* Work to be completed *
Only the pictures stay out; please return all the entries below exactly as written.

Element data from apps and pages:

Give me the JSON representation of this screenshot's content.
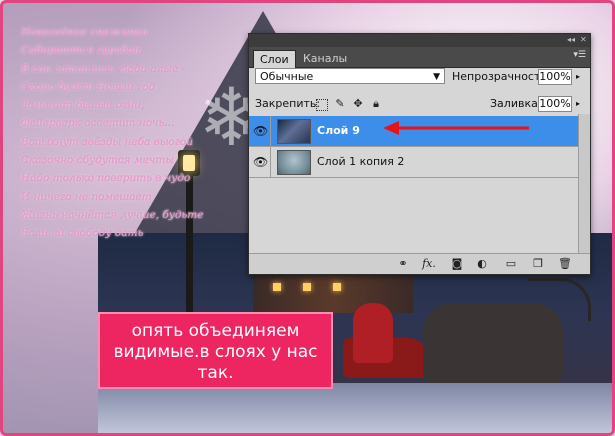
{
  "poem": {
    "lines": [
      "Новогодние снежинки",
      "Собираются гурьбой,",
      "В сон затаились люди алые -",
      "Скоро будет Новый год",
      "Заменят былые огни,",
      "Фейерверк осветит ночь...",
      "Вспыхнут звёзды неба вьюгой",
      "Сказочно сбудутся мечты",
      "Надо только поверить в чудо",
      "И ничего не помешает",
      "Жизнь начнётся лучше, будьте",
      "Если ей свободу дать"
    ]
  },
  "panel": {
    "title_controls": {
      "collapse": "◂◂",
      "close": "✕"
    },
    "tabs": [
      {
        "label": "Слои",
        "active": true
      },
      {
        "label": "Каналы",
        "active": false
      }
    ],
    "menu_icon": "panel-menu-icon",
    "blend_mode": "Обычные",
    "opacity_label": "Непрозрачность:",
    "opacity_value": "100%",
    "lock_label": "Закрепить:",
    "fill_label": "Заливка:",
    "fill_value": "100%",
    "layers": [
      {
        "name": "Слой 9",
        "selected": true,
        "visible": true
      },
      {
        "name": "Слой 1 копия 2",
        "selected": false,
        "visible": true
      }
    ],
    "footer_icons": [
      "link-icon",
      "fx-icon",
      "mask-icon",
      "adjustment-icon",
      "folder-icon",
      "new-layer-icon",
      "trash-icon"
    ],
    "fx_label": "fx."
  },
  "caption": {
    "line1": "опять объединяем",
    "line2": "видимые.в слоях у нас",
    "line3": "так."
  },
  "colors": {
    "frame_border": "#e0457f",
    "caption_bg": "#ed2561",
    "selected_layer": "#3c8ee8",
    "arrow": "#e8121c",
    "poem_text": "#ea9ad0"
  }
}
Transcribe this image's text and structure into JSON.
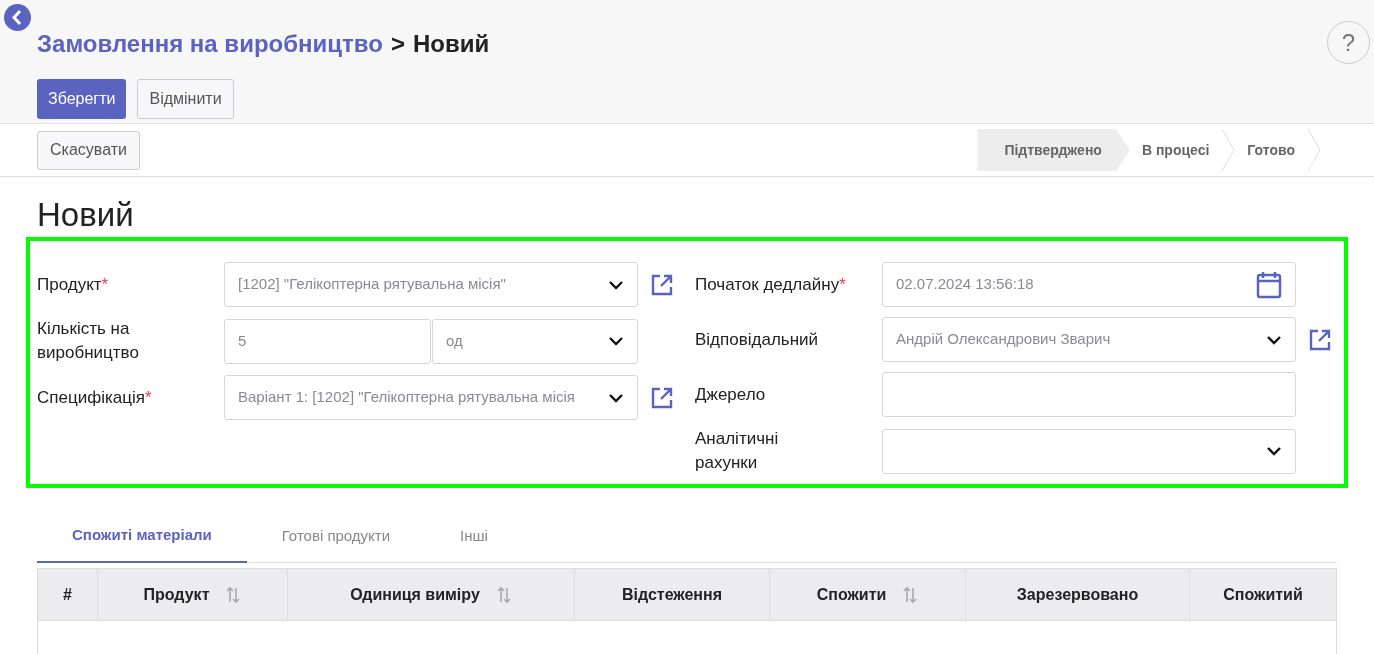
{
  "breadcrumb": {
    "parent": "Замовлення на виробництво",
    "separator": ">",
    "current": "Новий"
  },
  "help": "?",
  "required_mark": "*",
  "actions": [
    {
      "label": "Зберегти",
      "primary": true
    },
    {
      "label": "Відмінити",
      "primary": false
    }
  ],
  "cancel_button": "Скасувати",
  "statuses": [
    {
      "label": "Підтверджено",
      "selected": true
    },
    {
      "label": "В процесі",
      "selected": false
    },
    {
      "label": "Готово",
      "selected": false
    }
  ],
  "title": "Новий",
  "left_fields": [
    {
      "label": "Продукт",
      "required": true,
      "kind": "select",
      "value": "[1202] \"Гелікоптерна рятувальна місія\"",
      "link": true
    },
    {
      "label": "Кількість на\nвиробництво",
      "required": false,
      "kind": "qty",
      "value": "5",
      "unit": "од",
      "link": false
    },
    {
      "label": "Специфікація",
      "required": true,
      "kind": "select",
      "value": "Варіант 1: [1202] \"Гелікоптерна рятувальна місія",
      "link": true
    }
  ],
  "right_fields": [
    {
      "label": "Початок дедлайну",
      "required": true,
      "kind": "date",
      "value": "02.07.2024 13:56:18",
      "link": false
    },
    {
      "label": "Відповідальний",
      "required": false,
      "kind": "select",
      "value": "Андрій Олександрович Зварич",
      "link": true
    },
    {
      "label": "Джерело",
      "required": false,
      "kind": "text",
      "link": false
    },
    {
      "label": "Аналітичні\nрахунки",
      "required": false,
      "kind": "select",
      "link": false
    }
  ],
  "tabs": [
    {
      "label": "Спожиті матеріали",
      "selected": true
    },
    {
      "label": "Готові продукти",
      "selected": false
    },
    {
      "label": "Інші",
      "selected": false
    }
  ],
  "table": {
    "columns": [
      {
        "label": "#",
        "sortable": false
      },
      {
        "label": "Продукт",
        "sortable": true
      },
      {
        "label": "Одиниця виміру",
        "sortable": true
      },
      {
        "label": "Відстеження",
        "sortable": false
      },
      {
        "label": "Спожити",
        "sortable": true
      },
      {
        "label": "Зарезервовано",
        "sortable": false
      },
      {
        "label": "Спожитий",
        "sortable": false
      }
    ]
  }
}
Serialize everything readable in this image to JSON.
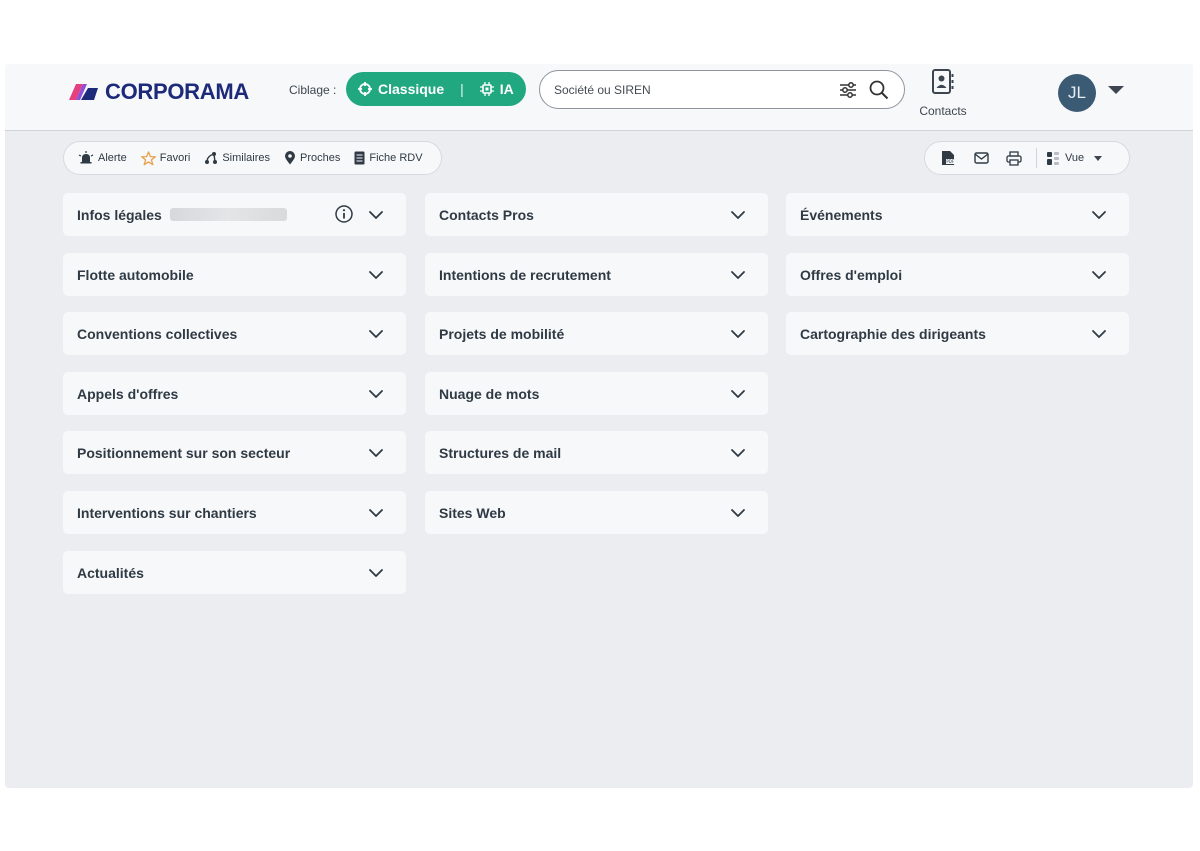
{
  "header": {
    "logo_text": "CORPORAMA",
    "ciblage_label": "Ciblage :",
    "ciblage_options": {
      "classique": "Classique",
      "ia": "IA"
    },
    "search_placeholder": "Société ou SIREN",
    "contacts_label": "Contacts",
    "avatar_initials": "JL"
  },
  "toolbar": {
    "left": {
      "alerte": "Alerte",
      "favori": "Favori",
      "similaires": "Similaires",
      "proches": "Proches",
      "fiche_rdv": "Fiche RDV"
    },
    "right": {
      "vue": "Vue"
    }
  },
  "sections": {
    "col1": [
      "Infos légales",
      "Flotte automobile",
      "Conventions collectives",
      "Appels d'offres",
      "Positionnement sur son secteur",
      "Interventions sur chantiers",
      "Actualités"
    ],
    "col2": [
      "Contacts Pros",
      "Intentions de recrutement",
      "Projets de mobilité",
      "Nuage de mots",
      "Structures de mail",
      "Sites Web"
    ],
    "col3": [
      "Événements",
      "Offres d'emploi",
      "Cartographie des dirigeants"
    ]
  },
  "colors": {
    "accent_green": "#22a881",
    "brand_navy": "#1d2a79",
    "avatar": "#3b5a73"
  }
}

* The answer *
Give me the JSON representation of this screenshot's content.
{
  "poem": {
    "lines": [
      "Новогодние снежинки",
      "Собираются гурьбой,",
      "В сон затаились люди алые -",
      "Скоро будет Новый год",
      "Заменят былые огни,",
      "Фейерверк осветит ночь...",
      "Вспыхнут звёзды неба вьюгой",
      "Сказочно сбудутся мечты",
      "Надо только поверить в чудо",
      "И ничего не помешает",
      "Жизнь начнётся лучше, будьте",
      "Если ей свободу дать"
    ]
  },
  "panel": {
    "title_controls": {
      "collapse": "◂◂",
      "close": "✕"
    },
    "tabs": [
      {
        "label": "Слои",
        "active": true
      },
      {
        "label": "Каналы",
        "active": false
      }
    ],
    "menu_icon": "panel-menu-icon",
    "blend_mode": "Обычные",
    "opacity_label": "Непрозрачность:",
    "opacity_value": "100%",
    "lock_label": "Закрепить:",
    "fill_label": "Заливка:",
    "fill_value": "100%",
    "layers": [
      {
        "name": "Слой 9",
        "selected": true,
        "visible": true
      },
      {
        "name": "Слой 1 копия 2",
        "selected": false,
        "visible": true
      }
    ],
    "footer_icons": [
      "link-icon",
      "fx-icon",
      "mask-icon",
      "adjustment-icon",
      "folder-icon",
      "new-layer-icon",
      "trash-icon"
    ],
    "fx_label": "fx."
  },
  "caption": {
    "line1": "опять объединяем",
    "line2": "видимые.в слоях у нас",
    "line3": "так."
  },
  "colors": {
    "frame_border": "#e0457f",
    "caption_bg": "#ed2561",
    "selected_layer": "#3c8ee8",
    "arrow": "#e8121c",
    "poem_text": "#ea9ad0"
  }
}
Transcribe this image's text and structure into JSON.
{
  "breadcrumb": {
    "parent": "Замовлення на виробництво",
    "separator": ">",
    "current": "Новий"
  },
  "help": "?",
  "required_mark": "*",
  "actions": [
    {
      "label": "Зберегти",
      "primary": true
    },
    {
      "label": "Відмінити",
      "primary": false
    }
  ],
  "cancel_button": "Скасувати",
  "statuses": [
    {
      "label": "Підтверджено",
      "selected": true
    },
    {
      "label": "В процесі",
      "selected": false
    },
    {
      "label": "Готово",
      "selected": false
    }
  ],
  "title": "Новий",
  "left_fields": [
    {
      "label": "Продукт",
      "required": true,
      "kind": "select",
      "value": "[1202] \"Гелікоптерна рятувальна місія\"",
      "link": true
    },
    {
      "label": "Кількість на\nвиробництво",
      "required": false,
      "kind": "qty",
      "value": "5",
      "unit": "од",
      "link": false
    },
    {
      "label": "Специфікація",
      "required": true,
      "kind": "select",
      "value": "Варіант 1: [1202] \"Гелікоптерна рятувальна місія",
      "link": true
    }
  ],
  "right_fields": [
    {
      "label": "Початок дедлайну",
      "required": true,
      "kind": "date",
      "value": "02.07.2024 13:56:18",
      "link": false
    },
    {
      "label": "Відповідальний",
      "required": false,
      "kind": "select",
      "value": "Андрій Олександрович Зварич",
      "link": true
    },
    {
      "label": "Джерело",
      "required": false,
      "kind": "text",
      "link": false
    },
    {
      "label": "Аналітичні\nрахунки",
      "required": false,
      "kind": "select",
      "link": false
    }
  ],
  "tabs": [
    {
      "label": "Спожиті матеріали",
      "selected": true
    },
    {
      "label": "Готові продукти",
      "selected": false
    },
    {
      "label": "Інші",
      "selected": false
    }
  ],
  "table": {
    "columns": [
      {
        "label": "#",
        "sortable": false
      },
      {
        "label": "Продукт",
        "sortable": true
      },
      {
        "label": "Одиниця виміру",
        "sortable": true
      },
      {
        "label": "Відстеження",
        "sortable": false
      },
      {
        "label": "Спожити",
        "sortable": true
      },
      {
        "label": "Зарезервовано",
        "sortable": false
      },
      {
        "label": "Спожитий",
        "sortable": false
      }
    ]
  }
}
Serialize everything readable in this image to JSON.
{
  "header": {
    "logo_text": "CORPORAMA",
    "ciblage_label": "Ciblage :",
    "ciblage_options": {
      "classique": "Classique",
      "ia": "IA"
    },
    "search_placeholder": "Société ou SIREN",
    "contacts_label": "Contacts",
    "avatar_initials": "JL"
  },
  "toolbar": {
    "left": {
      "alerte": "Alerte",
      "favori": "Favori",
      "similaires": "Similaires",
      "proches": "Proches",
      "fiche_rdv": "Fiche RDV"
    },
    "right": {
      "vue": "Vue"
    }
  },
  "sections": {
    "col1": [
      "Infos légales",
      "Flotte automobile",
      "Conventions collectives",
      "Appels d'offres",
      "Positionnement sur son secteur",
      "Interventions sur chantiers",
      "Actualités"
    ],
    "col2": [
      "Contacts Pros",
      "Intentions de recrutement",
      "Projets de mobilité",
      "Nuage de mots",
      "Structures de mail",
      "Sites Web"
    ],
    "col3": [
      "Événements",
      "Offres d'emploi",
      "Cartographie des dirigeants"
    ]
  },
  "colors": {
    "accent_green": "#22a881",
    "brand_navy": "#1d2a79",
    "avatar": "#3b5a73"
  }
}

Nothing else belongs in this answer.